Montana fires ignite questions about economic impact

Images of flames stretching above trees and planes dropping fire retardant appeared on evening news programs across the country this summer. Fires ravaged over 6.7 million acres in the United States this year, more than double the previous 10-year average. Much of the news footage came from Montana, where about 1 million acres, 86 homes and over 200 other structures were lost to fires.

Summer tourism slowed as fires prompted restrictions on outdoor recreation activities for over six weeks in some areas. "Guest ranches and outfitters really suffered. ... They couldn't service any clients," said Mary Boyle, publicity coordinator for Travel Montana. However, television footage of forests ablaze may have had the greatest effect on tourism, as travelers stayed away from areas such as Glacier and Yellowstone national parks, which remained open. Some losses were offset by firefighters staying at nearby hotels and eating at restaurants, Boyle said. Up to 15,000 firefighters were in Montana from the last week of July to mid-September, when rains and cooler temperatures reduced fire danger.

Fires also slowed the forest product industry in Montana as forests were closed to several thousand loggers and truckers. Many industry workers moved out of the state to find work, while some contracted with firefighting crews, said Chuck Keegan, an associate director of the Bureau of Business and Economic Research (BBER) at the University of Montana. In addition, several Montana mills curtailed production due to a drop in the supply of logs coupled with low lumber prices.

While the fires have had a significant impact on individuals and raised long-term forest policy issues, it remains to be seen what impact they will have on Montana's overall economy for the year, said Paul Polzin, BBER director. While the firefighting effort cost well over $100 million, it's unknown how much of that money was spent locally.

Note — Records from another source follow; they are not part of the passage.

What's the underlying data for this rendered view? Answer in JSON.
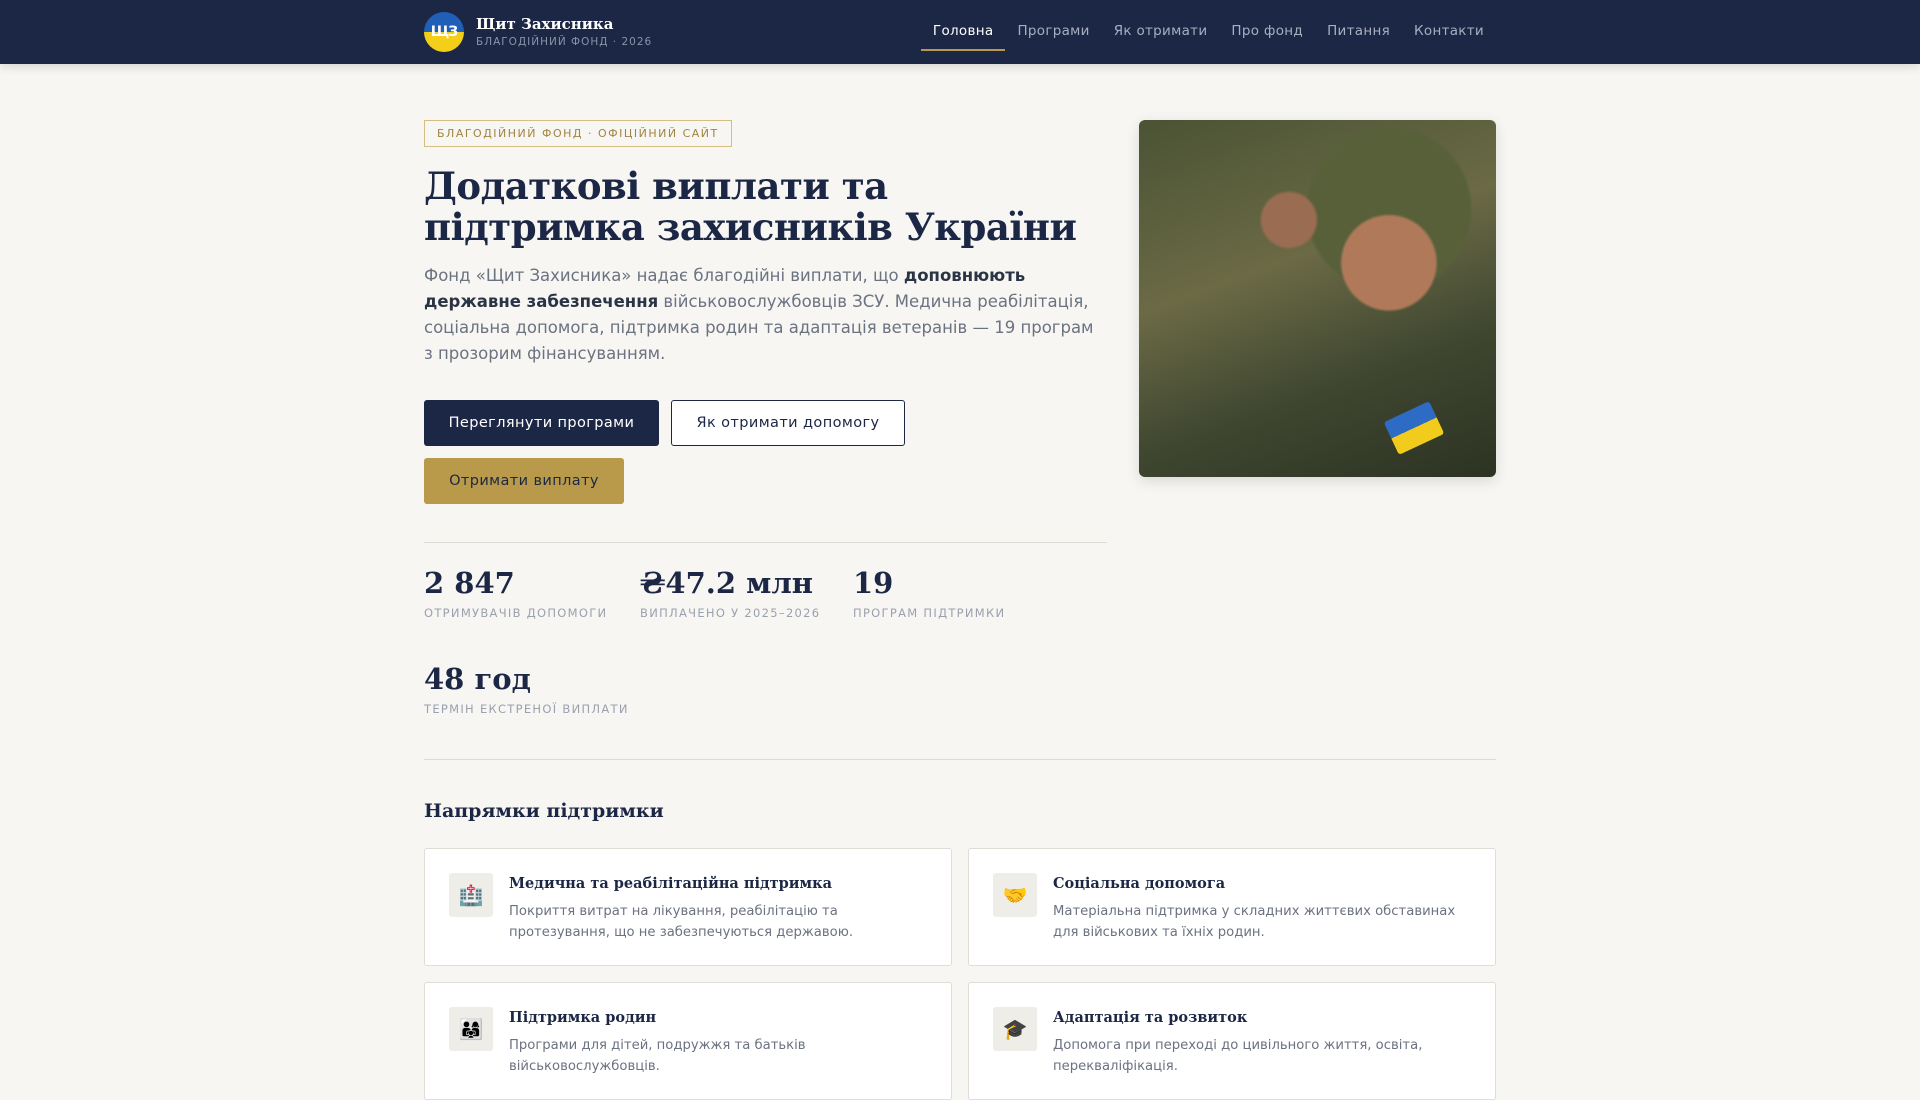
{
  "nav": {
    "logo_text": "ЩЗ",
    "brand": "Щит Захисника",
    "brand_sub": "БЛАГОДІЙНИЙ ФОНД · 2026",
    "items": [
      "Головна",
      "Програми",
      "Як отримати",
      "Про фонд",
      "Питання",
      "Контакти"
    ]
  },
  "hero": {
    "tag": "БЛАГОДІЙНИЙ ФОНД · ОФІЦІЙНИЙ САЙТ",
    "title": "Додаткові виплати та підтримка захисників України",
    "lead_1": "Фонд «Щит Захисника» надає благодійні виплати, що ",
    "lead_bold": "доповнюють державне забезпечення",
    "lead_2": " військовослужбовців ЗСУ. Медична реабілітація, соціальна допомога, підтримка родин та адаптація ветеранів — 19 програм з прозорим фінансуванням.",
    "btn_programs": "Переглянути програми",
    "btn_how": "Як отримати допомогу",
    "btn_payment": "Отримати виплату"
  },
  "stats": [
    {
      "value": "2 847",
      "label": "ОТРИМУВАЧІВ ДОПОМОГИ"
    },
    {
      "value": "₴47.2 млн",
      "label": "ВИПЛАЧЕНО У 2025–2026"
    },
    {
      "value": "19",
      "label": "ПРОГРАМ ПІДТРИМКИ"
    },
    {
      "value": "48 год",
      "label": "ТЕРМІН ЕКСТРЕНОЇ ВИПЛАТИ"
    }
  ],
  "section": {
    "title": "Напрямки підтримки",
    "cards": [
      {
        "icon": "🏥",
        "title": "Медична та реабілітаційна підтримка",
        "desc": "Покриття витрат на лікування, реабілітацію та протезування, що не забезпечуються державою."
      },
      {
        "icon": "🤝",
        "title": "Соціальна допомога",
        "desc": "Матеріальна підтримка у складних життєвих обставинах для військових та їхніх родин."
      },
      {
        "icon": "👨‍👩‍👧",
        "title": "Підтримка родин",
        "desc": "Програми для дітей, подружжя та батьків військовослужбовців."
      },
      {
        "icon": "🎓",
        "title": "Адаптація та розвиток",
        "desc": "Допомога при переході до цивільного життя, освіта, перекваліфікація."
      }
    ]
  },
  "colors": {
    "navy": "#1b2745",
    "gold": "#b89a4a",
    "bg": "#f7f6f3"
  }
}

Firefighters have their own camps and often bring in many of their supplies, Polzin said.

Tobias Madden and Rob Grunewald

Fire Information Web sites

U.S. Forest Service

National Interagency Fire Center Fire Information

Montana Wildland Fire Information

photo of Rob Grunewald
Rob Grunewald
Associate Editor, Statistics

Rob Grunewald is an economist with the Federal Reserve Bank of Minneapolis. Grunewald conducts research on community development and regional economic issues. He co-authored “Early Childhood Development: Economic Development with a High Public Return” in 2003 and has written several subsequent articles on the economic and social impact of early learning. He frequently speaks to community and business leaders, policymakers, and media throughout the United States.

Grunewald has served on boards and advisory committees for organizations involved with early childhood development, including Think Small: Leaders in Early Learning, First Children’s Finance, and the Minnesota Visiting Nurse Agency. He is also a past president of the Minnesota Economic Association. He holds a bachelor’s degree in economics and religion from St. Olaf College and a master’s degree in applied economics from the University of Minnesota.